New York Rangers Having Slow Free Agency a Good Sign

Slow Free Agency Good For Rangers

Richard Mackson-USA TODAY Sports

It’s been nine days since the NHL free agency period began. One of the biggest question marks going into this offseason was how the New York Rangers would be able to re-sign 12 of their players or let some of them go. To this point, the players who were expected to leave and cash out did, while one has re-signed and three restricted free agents are looking for long-term deals. Some free agent deals that have been made were defenseman Dan Boyle and grinder Tanner Glass.

While New York has been mostly silent so far, this can be looked at as a good thing. Thanks to a salary cap, Rangers GM Glen Sather can’t throw out money left and right like he used to to older players who would eventually underachieve. This new CBA, in a way, forces you to build a team rather than go for the big names. The Rangers have a good young core to build around that worked well with their veterans last season.

Speaking of young players, most successful teams win by building from the ground up. We’ve seen it around in every professional sport, and in the NHL it’s even more essential. I mean you’ll have players like Rick Nash and Henrik Lundqvist who’ll take up a good amount of the cap and deservedly so. Chris Kreider, Carl Hagelin and Mats Zuccarello are examples of players the Rangers groomed from their farm system. Don’t you want to see what J.T. Miller and Oscar Lindberg have to offer? Players can only develop in the farm for such a long time before they’ll get called up.

Now that the Rangers have the pieces to build around, minus their salary arbitration hearings they don’t really need free agency. A first line center is a need, but that could always be acquired via trade as well. Fans have wanted Sather to build the farm instead of spending big bucks, and with a championship-caliber team in Madison Square Garden, that chance is now.

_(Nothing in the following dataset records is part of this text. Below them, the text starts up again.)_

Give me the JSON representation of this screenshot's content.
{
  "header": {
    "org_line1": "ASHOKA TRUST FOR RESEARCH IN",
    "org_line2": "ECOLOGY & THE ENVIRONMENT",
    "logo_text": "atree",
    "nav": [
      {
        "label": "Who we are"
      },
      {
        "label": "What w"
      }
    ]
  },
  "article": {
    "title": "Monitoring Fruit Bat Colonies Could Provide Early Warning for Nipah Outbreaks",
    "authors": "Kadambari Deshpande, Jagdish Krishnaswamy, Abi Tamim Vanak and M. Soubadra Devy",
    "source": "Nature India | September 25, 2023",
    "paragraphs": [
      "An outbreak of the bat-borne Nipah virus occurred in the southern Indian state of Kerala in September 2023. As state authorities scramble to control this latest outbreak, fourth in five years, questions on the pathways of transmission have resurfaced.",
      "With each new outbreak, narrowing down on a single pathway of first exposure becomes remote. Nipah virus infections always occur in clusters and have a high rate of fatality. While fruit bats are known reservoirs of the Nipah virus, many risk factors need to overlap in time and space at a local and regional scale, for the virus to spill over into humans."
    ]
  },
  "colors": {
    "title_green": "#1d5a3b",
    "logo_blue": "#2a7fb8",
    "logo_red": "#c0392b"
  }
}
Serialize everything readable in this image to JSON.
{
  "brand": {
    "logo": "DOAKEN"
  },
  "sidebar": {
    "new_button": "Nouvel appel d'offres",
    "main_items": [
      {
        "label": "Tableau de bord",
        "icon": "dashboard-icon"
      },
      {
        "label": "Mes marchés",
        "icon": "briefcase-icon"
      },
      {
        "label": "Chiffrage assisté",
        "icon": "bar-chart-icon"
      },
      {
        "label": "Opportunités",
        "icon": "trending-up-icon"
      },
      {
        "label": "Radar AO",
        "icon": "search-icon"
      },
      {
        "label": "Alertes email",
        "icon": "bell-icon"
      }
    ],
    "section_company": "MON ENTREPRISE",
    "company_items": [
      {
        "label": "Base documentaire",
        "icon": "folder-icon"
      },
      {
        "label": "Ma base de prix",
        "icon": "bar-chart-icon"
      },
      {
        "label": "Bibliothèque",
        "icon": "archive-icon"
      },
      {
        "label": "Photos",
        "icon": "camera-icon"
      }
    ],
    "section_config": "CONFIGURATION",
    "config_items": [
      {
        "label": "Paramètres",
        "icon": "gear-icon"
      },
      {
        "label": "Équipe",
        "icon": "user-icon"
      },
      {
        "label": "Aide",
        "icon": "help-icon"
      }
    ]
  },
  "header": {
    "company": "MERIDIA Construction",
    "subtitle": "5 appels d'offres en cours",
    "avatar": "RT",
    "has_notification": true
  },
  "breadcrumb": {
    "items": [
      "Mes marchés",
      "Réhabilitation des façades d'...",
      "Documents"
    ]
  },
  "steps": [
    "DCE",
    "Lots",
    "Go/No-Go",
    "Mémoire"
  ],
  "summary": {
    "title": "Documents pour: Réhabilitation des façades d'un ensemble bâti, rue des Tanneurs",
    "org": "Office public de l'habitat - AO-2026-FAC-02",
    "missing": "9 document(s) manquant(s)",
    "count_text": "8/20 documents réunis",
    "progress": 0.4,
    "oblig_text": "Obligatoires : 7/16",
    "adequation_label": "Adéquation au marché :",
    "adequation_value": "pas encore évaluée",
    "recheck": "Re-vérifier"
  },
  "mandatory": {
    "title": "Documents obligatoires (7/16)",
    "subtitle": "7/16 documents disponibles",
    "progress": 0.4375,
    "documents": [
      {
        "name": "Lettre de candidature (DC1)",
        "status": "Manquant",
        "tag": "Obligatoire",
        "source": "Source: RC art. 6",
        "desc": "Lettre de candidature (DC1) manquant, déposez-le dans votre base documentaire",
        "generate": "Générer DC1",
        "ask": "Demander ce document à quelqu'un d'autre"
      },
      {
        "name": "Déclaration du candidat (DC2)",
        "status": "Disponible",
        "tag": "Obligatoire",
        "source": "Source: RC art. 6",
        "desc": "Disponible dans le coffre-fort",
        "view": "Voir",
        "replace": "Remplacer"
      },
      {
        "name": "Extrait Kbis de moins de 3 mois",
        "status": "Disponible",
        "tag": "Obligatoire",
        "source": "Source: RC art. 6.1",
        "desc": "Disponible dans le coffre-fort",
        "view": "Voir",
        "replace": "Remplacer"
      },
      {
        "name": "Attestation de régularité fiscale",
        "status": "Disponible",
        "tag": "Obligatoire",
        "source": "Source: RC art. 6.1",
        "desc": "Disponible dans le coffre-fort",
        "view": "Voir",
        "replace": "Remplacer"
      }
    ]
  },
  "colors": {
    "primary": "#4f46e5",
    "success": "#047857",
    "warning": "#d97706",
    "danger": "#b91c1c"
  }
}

Giovanni Mio is a writer for the New York Rangers for RantSports.com. Follow him on TwitterFacebook or add him to your network on Google